this is lovely… I’m trying out these settings - I’m engraving in the glass tops of jars for my first harvest of honey… since there is no mention of grey scale and converting to patterns/dithering…I’m assuming the file is a vector?
In case no one has answered you privately, I don’t know why dishsoap works, but I know that the salt in it doesn’t prevent a good engrave. It acts like a super thin masking agent that’s water soluble. Masking agents are often latex or paper based, some are even thin plastic. That’s why they need to be applied evenly - thick globs or doubled layers will allow less lasering in that spot causing uneven engraving or cutting. In the case of glass, it tends to also prevent the heat from spreading on the surface, so there’s less fracturing. (Lasers on glass cause microfractures, which is how they get the engraves in the first place since glass doesn’t vaporize as easily as say acrylic or wood.)
Hope that helps!
Thank you your reply. My concern was with the chloride since various other chlorides are harmful to laser systems (e.g., vinyl, hydrogen, etc.). I can find liquid soaps without it, so I’ll go that route, but most dish soaps seem to have it. Do you have any info on this aspect?
Ok, so let’s math it out:
Sodium chloride is table salt, 50/50 Na and Cl. On Dawn, it is the 5th ingredient, and since they are required by law to be listed in order of weight (unless less than 2%), assume that one gram of Dawn dishsoap has less than 10% of table salt in it (14 listed ingredients, it’s at least 20% water because liquid gel, breaking down by statistics and my working professional knowledge of manufacturing and labeling). >.1gram of table salt containing >.05g of chloride is negligible and unlikely to release a detectable gas when superheated, particularly when ventilation is applied.
Unlike PVC which is all that PVC is. And since it’s a 6th chloride, there’s .167g of chloride in a gram of PVC.
If you engraved a block of salt, you’d probably get some chlorine gas released and corrosive behaviour attacking the lense under the .5g to 1g rule as well.
Now the difference here is you’d only run into that 1 gram of Dawn soap applied in a thin layer to a 12x12 space. With a 12x12 vinyl film running at about 30grams (just a little over an ounce, per my thin stuff) on the top of the same 12x12 space, you’re getting 30 times the exposure. A 12x12 PVC sheet would engrave approximately 3 times the depth of a single PVC vinyl sheet (at approximately 4-6 oz weight) and there you’re looking at approximately 90grams of combusted exposure.
All in all, the soap is a negligible amount of Cl gas if released when all things are considered.
Anecdotes aside, I haven’t ever had an issue engraving through my Dawn soap.
Thank you for taking the time for your explanation. I appreciate it. I can feel better now when engraving with soap and glass. Best to you.
I used to be a fan of dishsoap until I recently revisited wet newspaper. If you have a smaller project, the newspaper is the way to go… I run my glass etching on my Universal laser without air assist on so it doesn’t dry out as fast.
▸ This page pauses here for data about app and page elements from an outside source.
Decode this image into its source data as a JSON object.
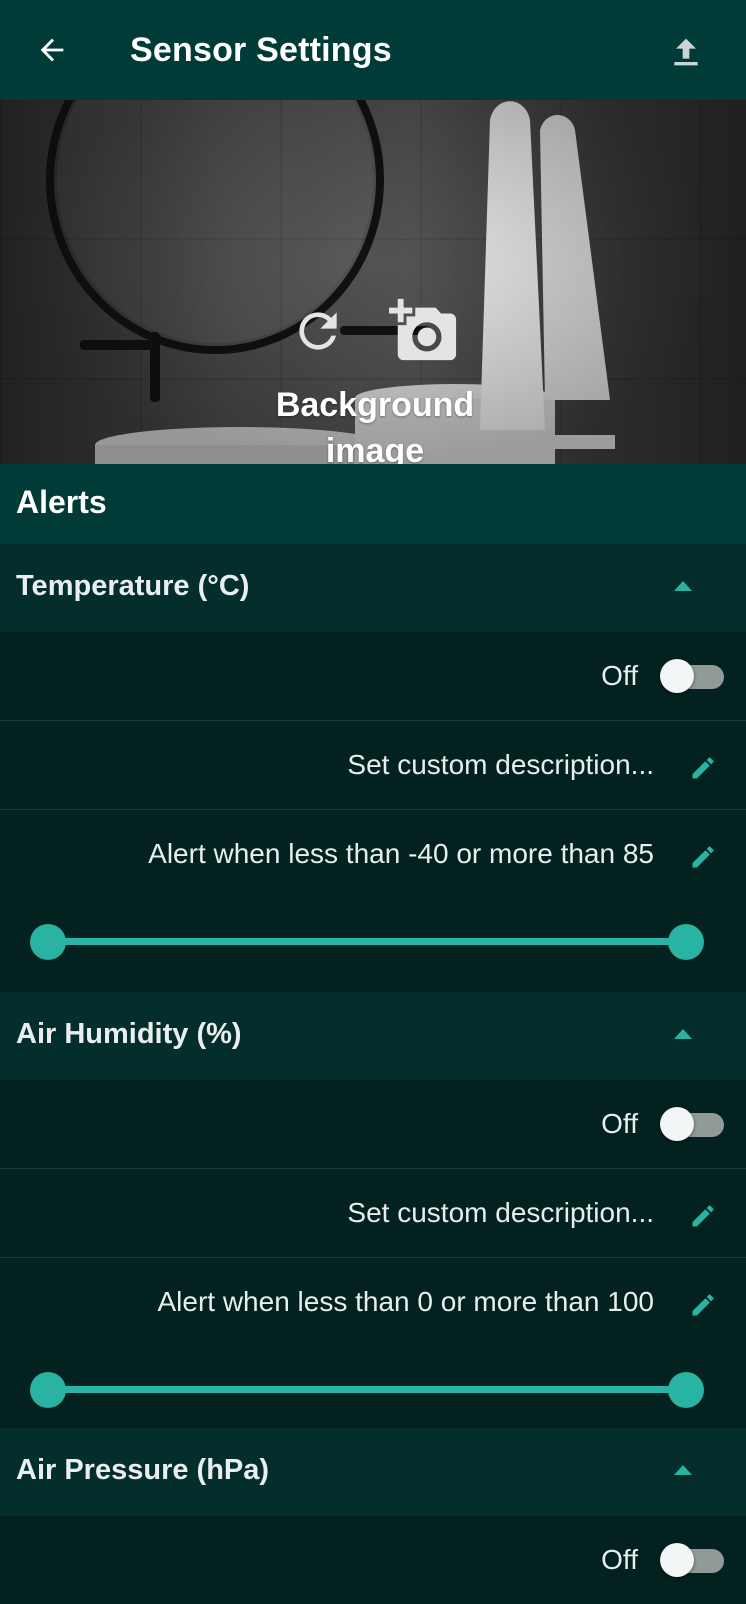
{
  "header": {
    "title": "Sensor Settings"
  },
  "icons": {
    "back": "arrow-left-icon",
    "upload": "upload-icon",
    "reload": "refresh-icon",
    "add_photo": "add-photo-icon",
    "collapse": "chevron-up-icon",
    "edit": "pencil-icon"
  },
  "background": {
    "label": "Background image"
  },
  "alerts": {
    "title": "Alerts",
    "groups": [
      {
        "name": "Temperature (°C)",
        "toggle_state": "Off",
        "description": "Set custom description...",
        "alert_text": "Alert when less than -40 or more than 85",
        "range": {
          "min": -40,
          "max": 85,
          "low": -40,
          "high": 85
        }
      },
      {
        "name": "Air Humidity (%)",
        "toggle_state": "Off",
        "description": "Set custom description...",
        "alert_text": "Alert when less than 0 or more than 100",
        "range": {
          "min": 0,
          "max": 100,
          "low": 0,
          "high": 100
        }
      },
      {
        "name": "Air Pressure (hPa)",
        "toggle_state": "Off"
      }
    ]
  },
  "colors": {
    "topbar": "#013b38",
    "accent": "#29b3a3",
    "background": "#02211f"
  }
}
Unfortunalty with the GF, I don’t believe the option to turn it off is there yet…
I’m a rebel. 9 times out of 10 I don’t even bother with the dishsoap I have used it on fancy acrylics, though, to ensure an easier cleanup.
I never used dishsoap on acrylics…I tend to frost only on acrylic and it doesn’t really need any clean up except a quick wipe with a clean soldf cloth.
On glass, there is a difference between etching with and without something to cut down the crackling…you can feel it and the etch is more coarse looking…
Yup! And those 9 times out of the 10 I’m usually following up with a sandblasting or skipping it because it’s for personal use and I don’t care as much when it’s just for me.
Oh, finally-- an idea of how to do labels on tiny glass bottles of essential oil mixes-- that any other kind of label invariably slips right off of. Hadn’t thought of engraving on them!
Here is a video where I do a Glass plate from Dollar Tree. I don’t use any masking or soap.
Settings in the video. Just adding it to this thread so others looking for possible settings/methods to try have it.